Data about app and page elements:

+ + + + + + +

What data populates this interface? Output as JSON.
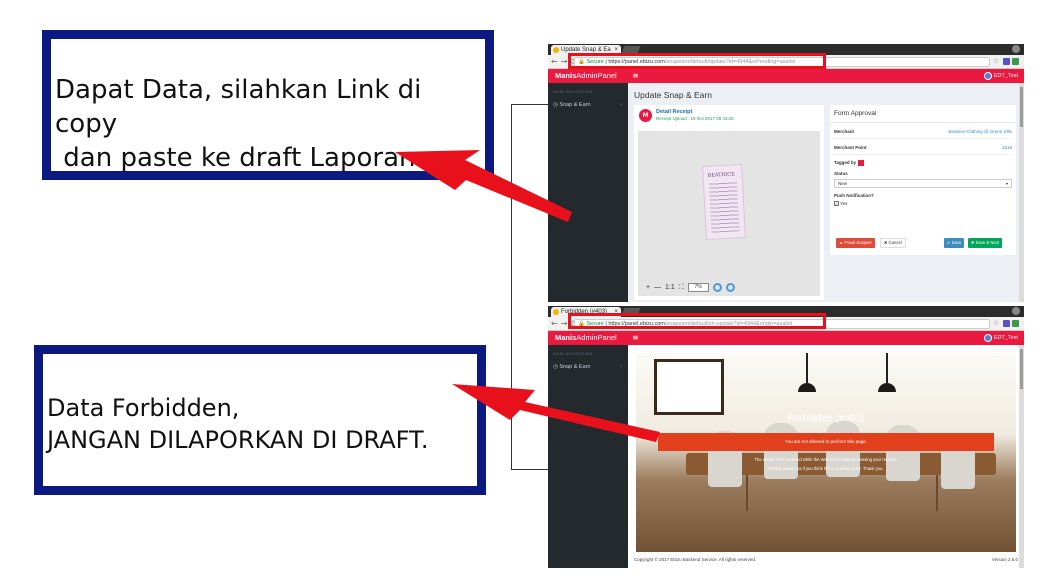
{
  "callouts": {
    "top": {
      "line1": "Dapat Data, silahkan Link di copy",
      "line2": " dan paste ke draft Laporan."
    },
    "bottom": {
      "line1": "Data Forbidden,",
      "line2": "JANGAN DILAPORKAN DI DRAFT."
    }
  },
  "colors": {
    "callout_border": "#0a1a80",
    "highlight_red": "#e8111b",
    "brand_red": "#e9193f",
    "sidebar": "#24292e"
  },
  "browser_top": {
    "tab_title": "Update Snap & Ea",
    "url": {
      "secure": "Secure",
      "host": "https://panel.ebizu.com",
      "path": "/snapearn/default/update?id=4944&isPending=asalist"
    },
    "brand_bold": "Manis",
    "brand_rest": "AdminPanel",
    "user": "EDT_Test",
    "sidebar_heading": "MAIN NAVIGATION",
    "sidebar_item": "Snap & Earn",
    "page_title": "Update Snap & Earn",
    "receipt": {
      "title": "Detail Receipt",
      "uploaded": "Receipt Upload : 18 Oct 2017 09:43:25",
      "store_name": "BEATRICE"
    },
    "viewer": {
      "zoom_in": "+",
      "zoom_out": "—",
      "actual_size": "1:1",
      "zoom": "7%"
    },
    "form": {
      "title": "Form Approval",
      "merchant_label": "Merchant",
      "merchant_value": "Beatrice Clothing @ Green Ville",
      "merchant_point_label": "Merchant Point",
      "merchant_point_value": "1518",
      "tagged_by_label": "Tagged by",
      "status_label": "Status",
      "status_value": "New",
      "push_label": "Push Notification?",
      "push_option": "Yes",
      "fraud_button": "▲ Fraud Suspect",
      "cancel_button": "✖ Cancel",
      "save_button": "✔ Save",
      "save_next_button": "✚ Save & Next"
    }
  },
  "browser_bottom": {
    "tab_title": "Forbidden (#403)",
    "url": {
      "secure": "Secure",
      "host": "https://panel.ebizu.com",
      "path": "/snapearn/default/sn-update?id=4944&origin=asalist"
    },
    "brand_bold": "Manis",
    "brand_rest": "AdminPanel",
    "user": "EDT_Test",
    "sidebar_heading": "MAIN NAVIGATION",
    "sidebar_item": "Snap & Earn",
    "error_title": "Forbidden (#403)",
    "error_message": "You are not allowed to perform this page.",
    "note_1": "The above error occurred while the Web server was processing your request.",
    "note_2": "Please contact us if you think this is a server error. Thank you.",
    "footer_copyright": "Copyright © 2017 Ebizu Backend Service. All rights reserved.",
    "footer_version": "Version 2.6.0"
  }
}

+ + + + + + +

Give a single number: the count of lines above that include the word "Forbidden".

▶ Response: 3